[Available records — start]

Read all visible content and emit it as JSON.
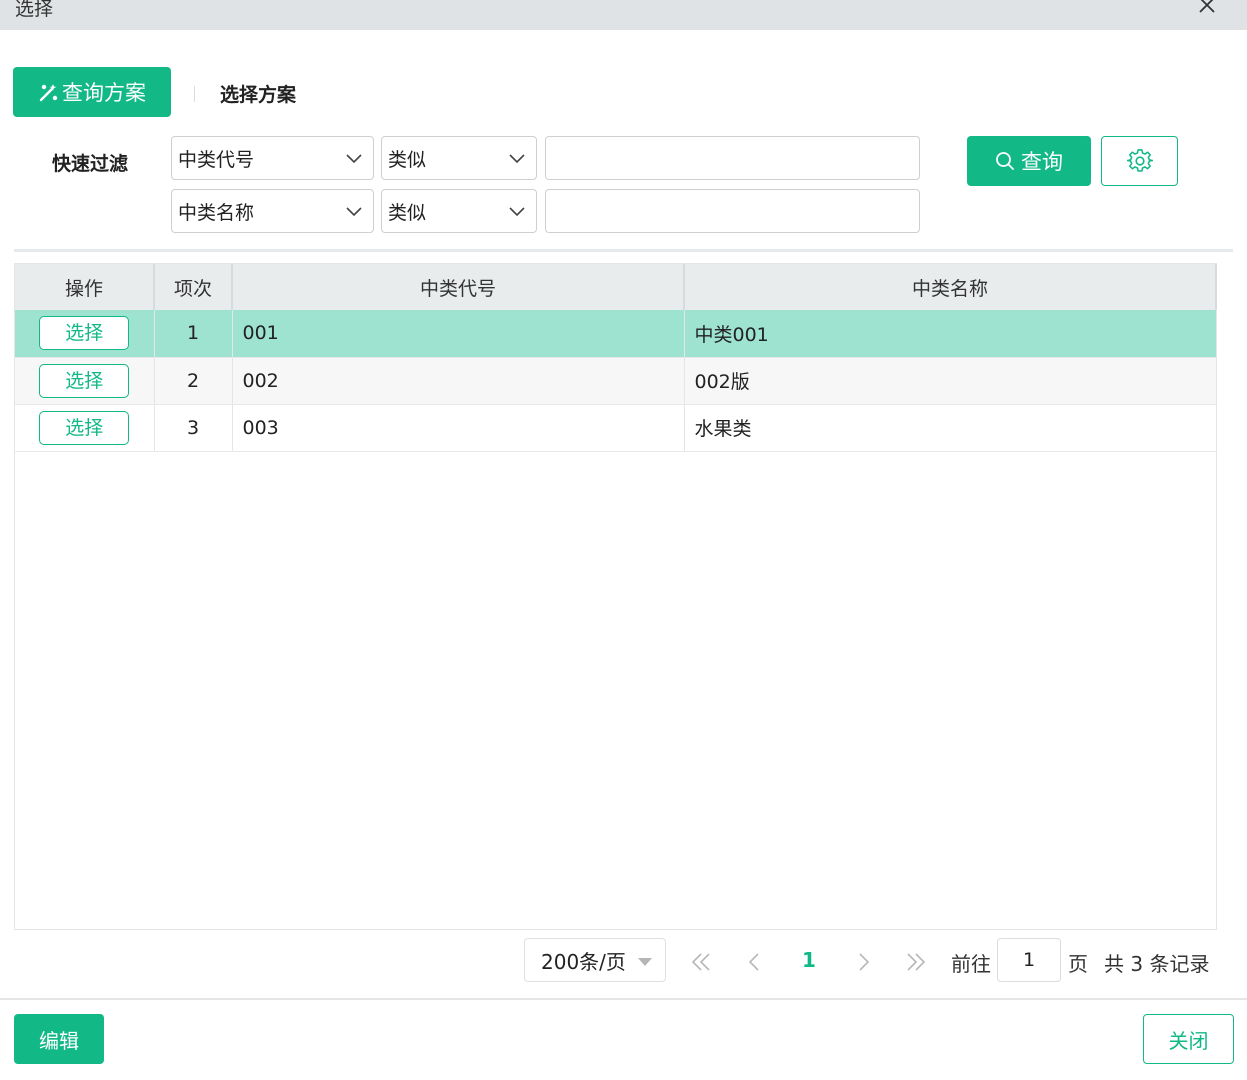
{
  "dialog": {
    "title": "选择"
  },
  "tabs": {
    "active_label": "查询方案",
    "other_label": "选择方案"
  },
  "filter": {
    "label": "快速过滤",
    "rows": [
      {
        "field": "中类代号",
        "operator": "类似",
        "value": ""
      },
      {
        "field": "中类名称",
        "operator": "类似",
        "value": ""
      }
    ],
    "query_label": "查询"
  },
  "table": {
    "columns": [
      "操作",
      "项次",
      "中类代号",
      "中类名称"
    ],
    "rows": [
      {
        "action": "选择",
        "index": "1",
        "code": "001",
        "name": "中类001",
        "selected": true
      },
      {
        "action": "选择",
        "index": "2",
        "code": "002",
        "name": "002版",
        "selected": false
      },
      {
        "action": "选择",
        "index": "3",
        "code": "003",
        "name": "水果类",
        "selected": false
      }
    ]
  },
  "pagination": {
    "page_size": "200条/页",
    "current_page": "1",
    "goto_prefix": "前往",
    "goto_value": "1",
    "goto_suffix": "页",
    "total_text": "共 3 条记录"
  },
  "footer": {
    "edit_label": "编辑",
    "close_label": "关闭"
  },
  "colors": {
    "accent": "#12b886",
    "selected_row": "#9de3d0",
    "titlebar": "#dfe3e6"
  }
}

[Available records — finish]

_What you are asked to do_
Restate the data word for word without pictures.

_Response box_
Read all visible content and emit it as JSON.
{
  "dialog": {
    "title": "选择"
  },
  "tabs": {
    "active_label": "查询方案",
    "other_label": "选择方案"
  },
  "filter": {
    "label": "快速过滤",
    "rows": [
      {
        "field": "中类代号",
        "operator": "类似",
        "value": ""
      },
      {
        "field": "中类名称",
        "operator": "类似",
        "value": ""
      }
    ],
    "query_label": "查询"
  },
  "table": {
    "columns": [
      "操作",
      "项次",
      "中类代号",
      "中类名称"
    ],
    "rows": [
      {
        "action": "选择",
        "index": "1",
        "code": "001",
        "name": "中类001",
        "selected": true
      },
      {
        "action": "选择",
        "index": "2",
        "code": "002",
        "name": "002版",
        "selected": false
      },
      {
        "action": "选择",
        "index": "3",
        "code": "003",
        "name": "水果类",
        "selected": false
      }
    ]
  },
  "pagination": {
    "page_size": "200条/页",
    "current_page": "1",
    "goto_prefix": "前往",
    "goto_value": "1",
    "goto_suffix": "页",
    "total_text": "共 3 条记录"
  },
  "footer": {
    "edit_label": "编辑",
    "close_label": "关闭"
  },
  "colors": {
    "accent": "#12b886",
    "selected_row": "#9de3d0",
    "titlebar": "#dfe3e6"
  }
}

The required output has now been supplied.